=== STUDY MATERIAL ===

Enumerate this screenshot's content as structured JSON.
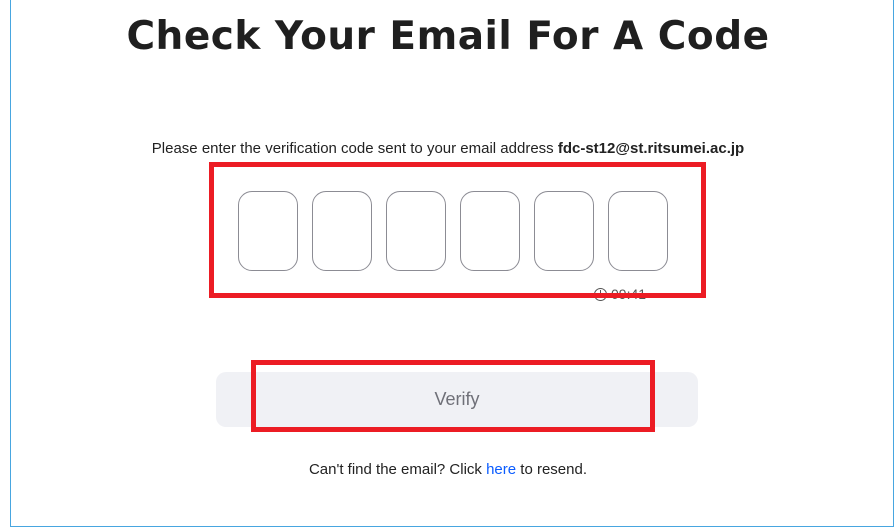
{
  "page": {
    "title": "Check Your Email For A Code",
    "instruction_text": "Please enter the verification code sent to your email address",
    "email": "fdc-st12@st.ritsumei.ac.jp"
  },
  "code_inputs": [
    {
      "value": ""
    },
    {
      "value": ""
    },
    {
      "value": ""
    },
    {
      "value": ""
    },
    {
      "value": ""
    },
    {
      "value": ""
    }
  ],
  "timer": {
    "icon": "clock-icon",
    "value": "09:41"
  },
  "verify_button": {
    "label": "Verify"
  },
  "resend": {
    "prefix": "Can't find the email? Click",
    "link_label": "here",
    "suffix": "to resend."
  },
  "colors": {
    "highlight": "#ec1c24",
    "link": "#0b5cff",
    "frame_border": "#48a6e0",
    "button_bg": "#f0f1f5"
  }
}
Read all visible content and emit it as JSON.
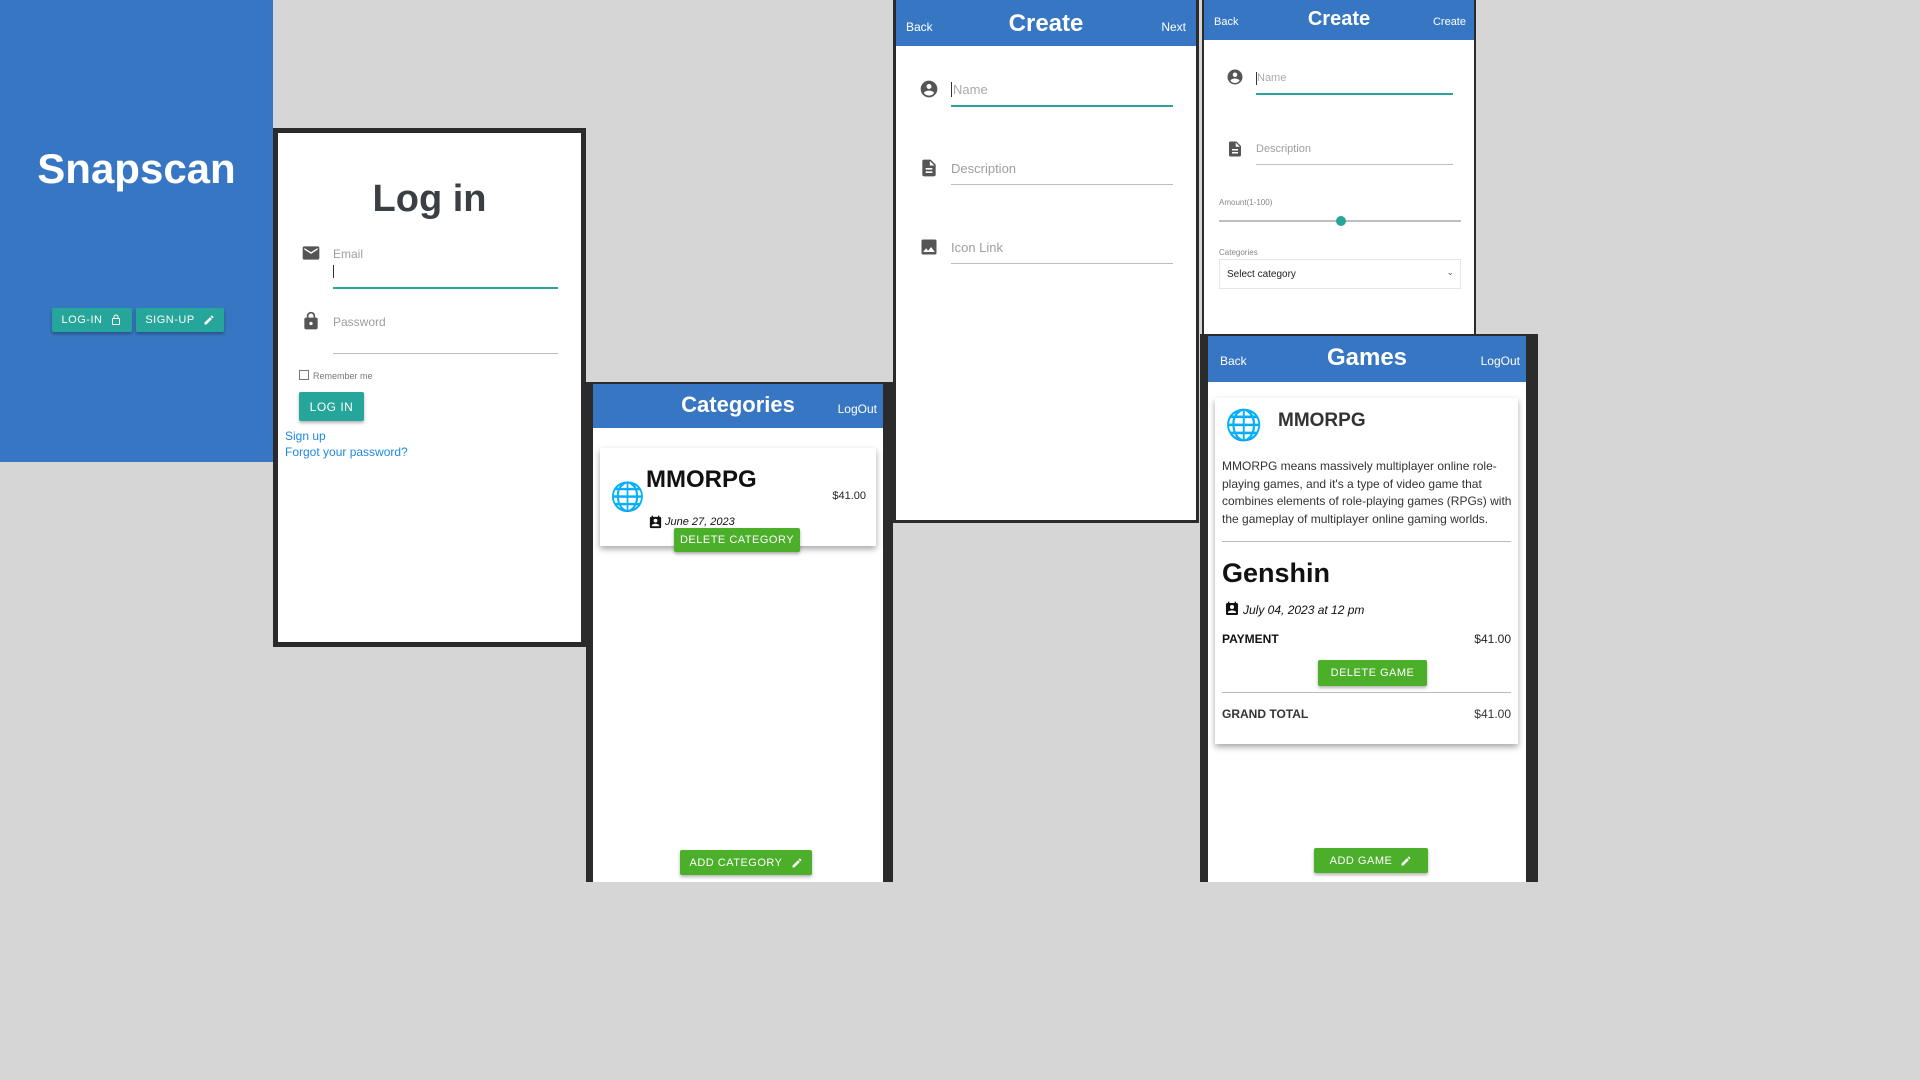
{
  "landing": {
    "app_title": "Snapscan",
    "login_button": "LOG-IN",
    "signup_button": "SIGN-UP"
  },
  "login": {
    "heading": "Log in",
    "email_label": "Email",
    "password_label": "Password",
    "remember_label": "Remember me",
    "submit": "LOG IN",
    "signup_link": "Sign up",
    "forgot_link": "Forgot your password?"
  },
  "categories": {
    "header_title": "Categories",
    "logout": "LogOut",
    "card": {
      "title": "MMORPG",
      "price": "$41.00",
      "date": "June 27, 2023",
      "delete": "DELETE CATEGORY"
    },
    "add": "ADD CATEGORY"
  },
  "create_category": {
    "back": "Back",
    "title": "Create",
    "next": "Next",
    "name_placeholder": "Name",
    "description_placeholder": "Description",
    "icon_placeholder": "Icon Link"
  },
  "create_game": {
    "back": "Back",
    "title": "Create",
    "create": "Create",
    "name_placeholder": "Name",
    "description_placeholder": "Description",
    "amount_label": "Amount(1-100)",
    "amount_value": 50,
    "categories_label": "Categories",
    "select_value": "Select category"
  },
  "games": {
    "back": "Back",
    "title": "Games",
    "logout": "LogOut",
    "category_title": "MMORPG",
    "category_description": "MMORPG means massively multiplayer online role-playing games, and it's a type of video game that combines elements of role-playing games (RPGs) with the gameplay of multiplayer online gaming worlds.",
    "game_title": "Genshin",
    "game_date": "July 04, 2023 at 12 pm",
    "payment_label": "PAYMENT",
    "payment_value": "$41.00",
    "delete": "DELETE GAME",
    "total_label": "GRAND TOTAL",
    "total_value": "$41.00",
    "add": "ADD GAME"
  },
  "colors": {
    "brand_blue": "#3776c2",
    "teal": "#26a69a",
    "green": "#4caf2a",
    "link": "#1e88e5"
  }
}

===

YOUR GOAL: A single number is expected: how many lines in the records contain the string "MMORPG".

RESULT OF THE TASK: 3